EXERCISE: The lines below, all of them, should be returned exactly as they appear.
BEGIN RECORDS
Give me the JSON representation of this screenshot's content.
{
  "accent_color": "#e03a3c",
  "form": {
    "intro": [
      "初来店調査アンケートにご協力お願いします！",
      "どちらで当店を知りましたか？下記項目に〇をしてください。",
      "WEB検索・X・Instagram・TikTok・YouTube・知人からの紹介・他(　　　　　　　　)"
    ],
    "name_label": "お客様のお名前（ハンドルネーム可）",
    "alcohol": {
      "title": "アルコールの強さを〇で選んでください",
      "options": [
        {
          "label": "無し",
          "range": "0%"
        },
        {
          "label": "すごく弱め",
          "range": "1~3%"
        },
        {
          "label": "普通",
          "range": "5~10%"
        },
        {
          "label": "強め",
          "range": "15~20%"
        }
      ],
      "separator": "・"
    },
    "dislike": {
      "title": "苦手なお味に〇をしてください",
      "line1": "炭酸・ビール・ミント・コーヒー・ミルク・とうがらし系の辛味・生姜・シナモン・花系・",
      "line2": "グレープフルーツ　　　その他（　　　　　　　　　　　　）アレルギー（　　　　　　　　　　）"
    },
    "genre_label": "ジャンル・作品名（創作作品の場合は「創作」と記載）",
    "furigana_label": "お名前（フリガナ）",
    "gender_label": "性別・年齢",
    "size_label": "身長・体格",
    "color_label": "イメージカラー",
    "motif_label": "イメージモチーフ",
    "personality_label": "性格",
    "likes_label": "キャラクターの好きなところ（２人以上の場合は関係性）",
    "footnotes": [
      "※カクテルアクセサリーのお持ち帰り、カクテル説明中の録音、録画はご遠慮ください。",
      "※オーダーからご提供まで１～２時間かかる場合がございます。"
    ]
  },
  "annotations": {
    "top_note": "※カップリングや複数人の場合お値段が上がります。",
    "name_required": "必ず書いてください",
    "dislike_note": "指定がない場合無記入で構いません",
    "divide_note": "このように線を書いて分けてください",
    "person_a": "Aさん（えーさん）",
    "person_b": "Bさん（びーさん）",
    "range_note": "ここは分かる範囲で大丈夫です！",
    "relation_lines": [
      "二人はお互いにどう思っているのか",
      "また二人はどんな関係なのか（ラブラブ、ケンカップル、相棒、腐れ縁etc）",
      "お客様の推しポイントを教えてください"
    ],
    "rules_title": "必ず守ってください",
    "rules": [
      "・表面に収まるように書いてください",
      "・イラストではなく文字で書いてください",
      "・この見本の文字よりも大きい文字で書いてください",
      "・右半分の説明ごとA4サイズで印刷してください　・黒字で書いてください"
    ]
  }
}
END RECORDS
ANSWER TO THE EXERCISE:
Give me the JSON representation of this screenshot's content.
{
  "accent_color": "#e03a3c",
  "form": {
    "intro": [
      "初来店調査アンケートにご協力お願いします！",
      "どちらで当店を知りましたか？下記項目に〇をしてください。",
      "WEB検索・X・Instagram・TikTok・YouTube・知人からの紹介・他(　　　　　　　　)"
    ],
    "name_label": "お客様のお名前（ハンドルネーム可）",
    "alcohol": {
      "title": "アルコールの強さを〇で選んでください",
      "options": [
        {
          "label": "無し",
          "range": "0%"
        },
        {
          "label": "すごく弱め",
          "range": "1~3%"
        },
        {
          "label": "普通",
          "range": "5~10%"
        },
        {
          "label": "強め",
          "range": "15~20%"
        }
      ],
      "separator": "・"
    },
    "dislike": {
      "title": "苦手なお味に〇をしてください",
      "line1": "炭酸・ビール・ミント・コーヒー・ミルク・とうがらし系の辛味・生姜・シナモン・花系・",
      "line2": "グレープフルーツ　　　その他（　　　　　　　　　　　　）アレルギー（　　　　　　　　　　）"
    },
    "genre_label": "ジャンル・作品名（創作作品の場合は「創作」と記載）",
    "furigana_label": "お名前（フリガナ）",
    "gender_label": "性別・年齢",
    "size_label": "身長・体格",
    "color_label": "イメージカラー",
    "motif_label": "イメージモチーフ",
    "personality_label": "性格",
    "likes_label": "キャラクターの好きなところ（２人以上の場合は関係性）",
    "footnotes": [
      "※カクテルアクセサリーのお持ち帰り、カクテル説明中の録音、録画はご遠慮ください。",
      "※オーダーからご提供まで１～２時間かかる場合がございます。"
    ]
  },
  "annotations": {
    "top_note": "※カップリングや複数人の場合お値段が上がります。",
    "name_required": "必ず書いてください",
    "dislike_note": "指定がない場合無記入で構いません",
    "divide_note": "このように線を書いて分けてください",
    "person_a": "Aさん（えーさん）",
    "person_b": "Bさん（びーさん）",
    "range_note": "ここは分かる範囲で大丈夫です！",
    "relation_lines": [
      "二人はお互いにどう思っているのか",
      "また二人はどんな関係なのか（ラブラブ、ケンカップル、相棒、腐れ縁etc）",
      "お客様の推しポイントを教えてください"
    ],
    "rules_title": "必ず守ってください",
    "rules": [
      "・表面に収まるように書いてください",
      "・イラストではなく文字で書いてください",
      "・この見本の文字よりも大きい文字で書いてください",
      "・右半分の説明ごとA4サイズで印刷してください　・黒字で書いてください"
    ]
  }
}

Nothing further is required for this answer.